By James Parkhouse, CEO, Capita Travel and Events
What is business travel for?
Last week I published my second blog in a short series of articles exploring the question of ‘what is business travel for?’, where I focussed on the role it plays in social capital and connections. I hope that exploring this question will bring us a little closer to overcoming the typical stereotypes of a business traveller that many of us have pictured in our heads. Here, in my third and final piece of this series, I will look a little more at the role it plays in collaboration, creativity and empowerment.
The importance of in-person connections: Collaboration, creativity and empowerment
Successful team building depends on the energy and trust from social interactions. These connections help us, through collaboration, to achieve our goals - with better communication and collaboration shown to increase productivity by 25 - 35%.
One of the challenges of remote working and virtual interaction is that it denies us the opportunity for those spontaneous, ‘water-cooler conversations’, which play an important part in driving creativity and engagement. So, the real challenge lies in maintaining social connections while working remotely.
Received wisdom says creative work needs to be face-to-face. Although social interactions can occur via email, social media, texts, video and audio calls – face-to-face interactions remain the fundamental way in which people connect.
Creativity and productivity
Although some may feel that creativity has little to do with their business, this isn’t true. ‘Creativity is not defined purely by job function; creative problem solving is part of most roles and there is always room for innovation in any business. Smarter business connections enable and widen conversations between stakeholders to help get things done in a dynamic, collaborative and progressive way.
Creative performance is greatly reduced when there is no in-person communication because creative tension — the disagreements that drive innovation — is primarily possible during face-to-face interactions. Creative tension closes the gap between vision and solution, but remote work reduces that process to an individual and internal struggle which can stunt creative and company growth.
Humans have numerous advantages over robots but at the time of writing and for the purposes of my argument, I’ll choose three of the most distinct:
We have the ability to come up with ideas, be creative or have a sense of purpose.
We can talk, write, listen or read, in highly sophisticated ways.
We can also process a huge amount of information instantly and respond appropriately, creatively and emotionally to it. 
As social primates, we need in-person cues. It’s harder to remain fully attentive throughout virtual. We may have gotten used to virtual meetings but connecting can still feel inauthentic and removed.
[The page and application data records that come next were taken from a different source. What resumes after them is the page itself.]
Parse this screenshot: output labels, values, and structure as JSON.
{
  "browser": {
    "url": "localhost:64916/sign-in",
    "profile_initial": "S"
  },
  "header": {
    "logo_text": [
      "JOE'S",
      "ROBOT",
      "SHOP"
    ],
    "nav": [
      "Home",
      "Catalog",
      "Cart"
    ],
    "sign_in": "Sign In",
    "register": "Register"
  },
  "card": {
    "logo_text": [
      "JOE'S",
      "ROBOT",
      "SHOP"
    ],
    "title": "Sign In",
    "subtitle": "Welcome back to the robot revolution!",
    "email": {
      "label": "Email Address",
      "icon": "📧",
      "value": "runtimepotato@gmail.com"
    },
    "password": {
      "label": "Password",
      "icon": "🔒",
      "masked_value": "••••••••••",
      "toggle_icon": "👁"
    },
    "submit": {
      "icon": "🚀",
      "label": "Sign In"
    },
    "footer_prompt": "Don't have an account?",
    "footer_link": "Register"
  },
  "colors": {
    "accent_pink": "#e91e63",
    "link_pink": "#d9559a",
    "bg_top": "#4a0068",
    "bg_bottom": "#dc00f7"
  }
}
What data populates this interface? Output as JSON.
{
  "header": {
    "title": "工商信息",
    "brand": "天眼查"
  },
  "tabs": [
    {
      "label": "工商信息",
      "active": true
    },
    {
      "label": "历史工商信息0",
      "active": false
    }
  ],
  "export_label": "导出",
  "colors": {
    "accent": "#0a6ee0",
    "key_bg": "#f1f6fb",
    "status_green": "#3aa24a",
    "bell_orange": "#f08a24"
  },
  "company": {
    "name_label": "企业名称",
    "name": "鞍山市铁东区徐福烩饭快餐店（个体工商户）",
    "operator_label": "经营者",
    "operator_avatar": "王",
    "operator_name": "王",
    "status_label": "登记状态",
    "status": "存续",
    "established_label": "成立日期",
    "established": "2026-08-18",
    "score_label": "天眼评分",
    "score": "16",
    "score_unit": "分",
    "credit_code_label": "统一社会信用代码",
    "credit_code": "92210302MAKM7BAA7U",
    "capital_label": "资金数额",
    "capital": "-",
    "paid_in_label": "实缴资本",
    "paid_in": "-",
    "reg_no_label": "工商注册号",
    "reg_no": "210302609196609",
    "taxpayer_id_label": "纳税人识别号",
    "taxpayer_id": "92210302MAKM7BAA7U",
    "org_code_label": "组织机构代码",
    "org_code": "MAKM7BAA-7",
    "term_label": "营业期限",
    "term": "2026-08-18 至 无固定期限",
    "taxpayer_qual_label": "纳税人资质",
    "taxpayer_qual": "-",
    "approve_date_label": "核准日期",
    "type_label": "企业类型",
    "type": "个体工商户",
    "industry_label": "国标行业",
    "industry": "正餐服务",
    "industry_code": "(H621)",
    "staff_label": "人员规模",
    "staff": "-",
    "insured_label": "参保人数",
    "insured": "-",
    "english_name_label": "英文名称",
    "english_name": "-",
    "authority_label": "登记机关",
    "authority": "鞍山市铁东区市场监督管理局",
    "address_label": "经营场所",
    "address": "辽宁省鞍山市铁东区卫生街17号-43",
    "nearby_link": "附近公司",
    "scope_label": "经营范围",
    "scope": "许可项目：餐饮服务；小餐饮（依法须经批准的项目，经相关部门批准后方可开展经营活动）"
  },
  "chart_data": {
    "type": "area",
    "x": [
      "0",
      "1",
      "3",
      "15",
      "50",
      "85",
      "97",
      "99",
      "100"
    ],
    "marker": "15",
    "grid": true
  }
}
Creativity, collaboration and critical thinking are where face-to-face comes into its own and make up a compelling argument for travelling on business.
Choice and empowerment
Choice and empowerment are key factors in assessing the relative merits of face-to-face and remote working. Productivity gains are realised when employees have the choice to work flexibly and decide where they do their work. There is a big difference between wanting to work remotely and being forced to do so.
Highlighting the impact of choice and empowerment on productivity places the emphasis on how smarter business connections can mean people travelling less but more intentionally – and so more effectively. Having decided that choice matters, if an employer is giving workers the remote option, they should not deny revenue earners the choice to travel or call a physical meeting if they wish.
Motivation, engagement and performance cannot be commoditised. Teams and the individuals within them differ in terms of industry sector, job function, seniority and personality. Employers who want the full benefits of remote working need to prioritise choice, autonomy and flexibility.
This mini-series was a means to explore what business travel is by understanding its drivers and value. I’ve explored how it builds; culture, employee experience, social capital and connections - and in this piece - its effectiveness in driving collaboration, creativity, choice and empowerment. It is evident that the common value is the unscripted, spontaneous interaction that sparks life into individuals, teams and businesses. Connecting in person for business is the arena for the expression of ideas, shared experiences and social fulfilment.
To understand what business travel is for, we should look at those that travel for business – they are all around us. Not just those wearing suites but some wearing hardhats, medical scrubs or any work gear. Their purpose for travel can be as varied as their professions - and the power of connecting in person vital to their collaboration and their industries, sectors and cultures.
 Brynjolfsson and McAfee (The Second Machine Age)